Bicester Village and Shan Shui will be coming together to offer foodies the chance to explore flavours of Shanghai, hosted by guest chef Jason Li. Luxurious Magazine’s Sabi Phagura was salivating as they talked all things culinary.
Luxurious Magazine: How did your culinary food journey start?
Jason Li: My journey in the culinary world started when I was a child. Growing up in Shanghai, I was enthralled by the multiple cooking programmes on TV, watching famous Chinese chefs from various regions of China, creating exquisite dishes. This obsession with cooking and food was further fuelled by my mother, who put me in charge of food shopping from the age of 10. I would also spend my school holidays honing my culinary skills under her watchful eye.
When I arrived in England, my love for food led me to carve a career path that includes working in establishments like Hakkasan, Royal China and Min Jiang. I got the chance to work with great talents here, which allowed me to gain invaluable knowledge.
Back in the early 2000s, a good authentic Chinese restaurant was few and far between, so I made it my mission to present the dishes that I grew up with, in Shanghai to Londoners who are hungry for new gastronomic experiences.
LM: What are the challenges of becoming a chef?
JL: I think that having a strong foundation of culinary basics and traditions is very important for any sort of chef to thrive. Once you harness these skills, you are then free to explore other branches and ways of cooking up a delicious meal.
As a chef specialising in Shanghainese cuisine, cooking in the UK also presents the challenge of sourcing ingredients, but thankfully, London Chinatown is perhaps one of the best Chinatowns in the world and is home to wonderful supermarkets specialising in Asian products.
The other challenge that many chefs face is the long and gruelling hours behind the stove: you need that deep-rooted passion in others to thrive in a situation like that. The adage “if you can’t stand the heat, get out of the kitchen” holds much wisdom!
LM: When we see chefs on TV working in kitchens, how true a representation is it?

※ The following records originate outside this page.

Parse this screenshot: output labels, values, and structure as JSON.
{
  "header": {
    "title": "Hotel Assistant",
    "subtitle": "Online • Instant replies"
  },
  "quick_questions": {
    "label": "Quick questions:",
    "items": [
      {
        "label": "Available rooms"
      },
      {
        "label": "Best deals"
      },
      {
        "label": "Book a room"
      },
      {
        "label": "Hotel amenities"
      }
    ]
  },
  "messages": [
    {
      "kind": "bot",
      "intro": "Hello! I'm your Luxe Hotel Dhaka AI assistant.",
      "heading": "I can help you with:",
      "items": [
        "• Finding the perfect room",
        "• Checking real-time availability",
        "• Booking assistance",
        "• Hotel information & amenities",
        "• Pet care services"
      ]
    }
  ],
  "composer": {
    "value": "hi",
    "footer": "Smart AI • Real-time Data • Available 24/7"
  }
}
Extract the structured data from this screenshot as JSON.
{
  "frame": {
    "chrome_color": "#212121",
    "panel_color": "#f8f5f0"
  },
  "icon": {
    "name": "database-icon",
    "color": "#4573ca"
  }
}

JL: I would say that TV represents the highlights of what happens in the kitchen. It does not show the mundane aspects of the daily routine that goes behind the scenes—for example – ordering food, hours of mise-en-place, keeping the kitchen clean before, during and after service. Not that I expect them to: it won’t be very entertaining otherwise! But yes, shouting, tears, camaraderie and happy diners do exist in the restaurant business.

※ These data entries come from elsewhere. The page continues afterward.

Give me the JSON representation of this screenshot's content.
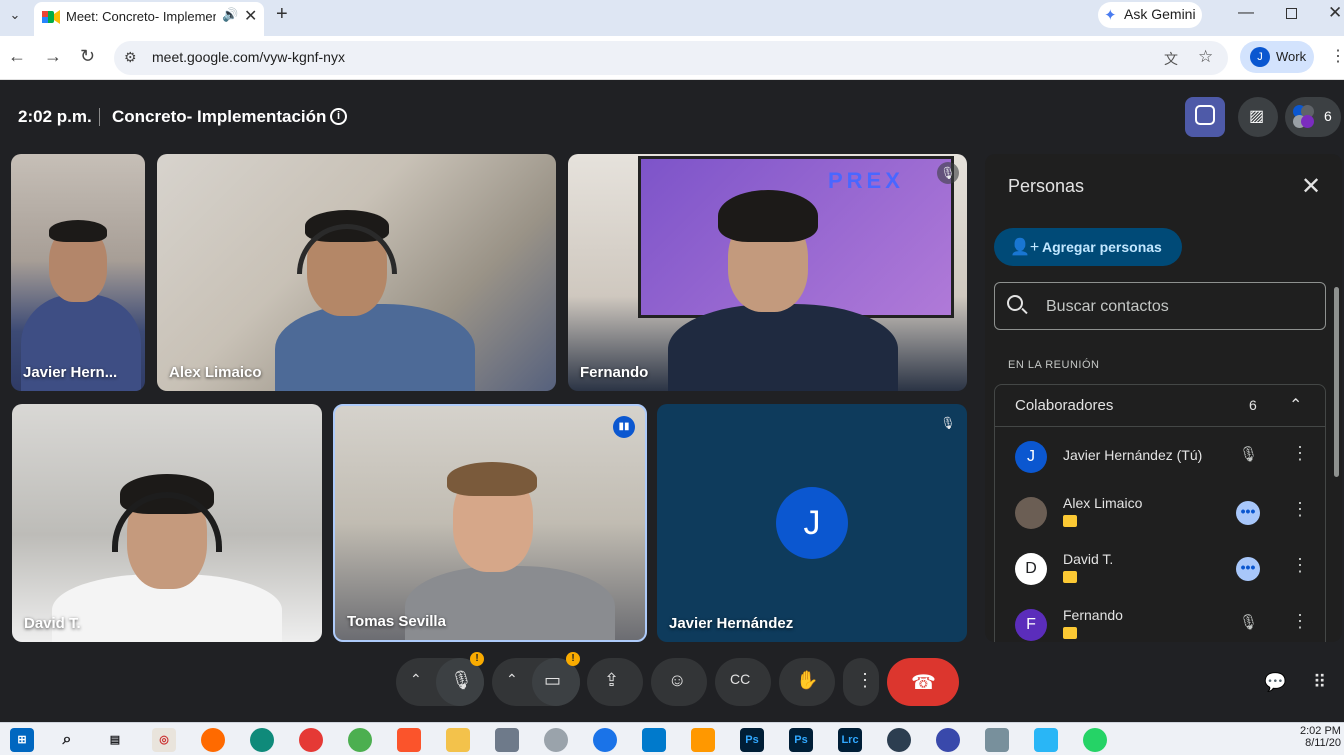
{
  "browser": {
    "tab_title": "Meet: Concreto- Implementación",
    "ask_gemini": "Ask Gemini",
    "url": "meet.google.com/vyw-kgnf-nyx",
    "profile_initial": "J",
    "profile_name": "Work"
  },
  "meeting": {
    "time": "2:02 p.m.",
    "name": "Concreto- Implementación",
    "participant_count": "6"
  },
  "tiles": [
    {
      "name": "Javier Hern..."
    },
    {
      "name": "Alex Limaico"
    },
    {
      "name": "Fernando"
    },
    {
      "name": "David T."
    },
    {
      "name": "Tomas Sevilla"
    },
    {
      "name": "Javier Hernández",
      "initial": "J"
    }
  ],
  "fernando_tile_logo": "PREX",
  "people_panel": {
    "title": "Personas",
    "add_label": "Agregar personas",
    "search_placeholder": "Buscar contactos",
    "section_label": "EN LA REUNIÓN",
    "group_title": "Colaboradores",
    "group_count": "6",
    "participants": [
      {
        "name": "Javier Hernández (Tú)",
        "initial": "J",
        "avatar_color": "#0b57d0"
      },
      {
        "name": "Alex Limaico",
        "initial": "",
        "avatar_color": "#6b5e54"
      },
      {
        "name": "David T.",
        "initial": "",
        "avatar_color": "#ffffff"
      },
      {
        "name": "Fernando",
        "initial": "F",
        "avatar_color": "#5b2dbb"
      }
    ]
  },
  "taskbar": {
    "time": "2:02 PM",
    "date": "8/11/20"
  },
  "colors": {
    "meet_bg": "#202124",
    "end_call": "#dc362e",
    "accent": "#0b57d0",
    "warning": "#f9ab00"
  }
}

LM: What’s the hardest dish you have ever cooked?
JL: Buddha Jumps Over the Wall is easily the most difficult dish I’ve ever cooked. It takes two days to prepare, and it contains some of the most exquisite ingredients, including abalone, scallops, fish maw and Chinese dry-cured ham. In fact, the dish contains 30 plus ingredients!
LM: What’s the largest group of people you have cooked for?
JL: So far, It’s been 65 people, and that was an interesting challenge, but very satisfying too.
LM: Describe to us what can diners expect from the two-day supper club’ Dream of Shanghai’ when Covid restrictions allow it to go ahead?
JL: People will get to experience dining in Shanghai in Bicester Village. The dishes I’m preparing are a true representation of Shanghainese home-cooking with the freshest ingredients and time-honoured recipes: no shortcuts, no artificial flavouring. I will also be there to explain the cooking methodology of the dishes and the cultural significance and history that they hold.
LM: How do private dinners differ from cooking for regular diners in a restaurant?
JL: Well, the most significant difference would be the intimacy. I am always on hand to explain the significance of each dish that I cook, and also to share my knowledge on cooking methods and traditional recipes that were handed down for generations in my family.
Many of my guests have become close friends. My supper club also features food that my mom used to cook. In that regard, I’m letting my guests into a special part of my life when I cook for them. Every event is very special to me.
LM: What are the challenges of cooking at a five-star hotel?
JL: When you pay a premium at a five-star restaurant or hotel, you expect exceptional service and products. Customers will inevitably expect the best out of you and your food. Cooking cannot be treated as a process, but an art form with the careful pairing of ingredients and imaginative plating. Your passion for what you do has to burn bright when you work in a five-star establishment. Otherwise, sadly, you’ll not be able to grow.
LM: Is there any food you won’t cook or eat?
JL: I am very open and experimental when it comes to food. It helps open my horizons to new ingredients and cooking methodologies. I think It’s important as a chef to keep an open mind about new types of food and cuisine to help you in your own creativity in the kitchen.
LM: Do you cook at home after your day job, or have you had enough of being in one by the end of the day?
JL: Yes, I do! It keeps the knife sharp and my skills sharper!
Jason Li and Shan Shui – Where and How?
The Dream of Shanghai Supper Club at Shan Shui restaurant, Bicester Village will be priced at £58pp, excluding drinks. The restaurant is located at Unit 156 Pingle Dr, Bicester OX26 6EU, United Kingdom. To make a reservation, contact [email protected] or visit https://www.tbvsc.com/bicester-village/en for more information.
Read more interviews by Sabi Phagura here.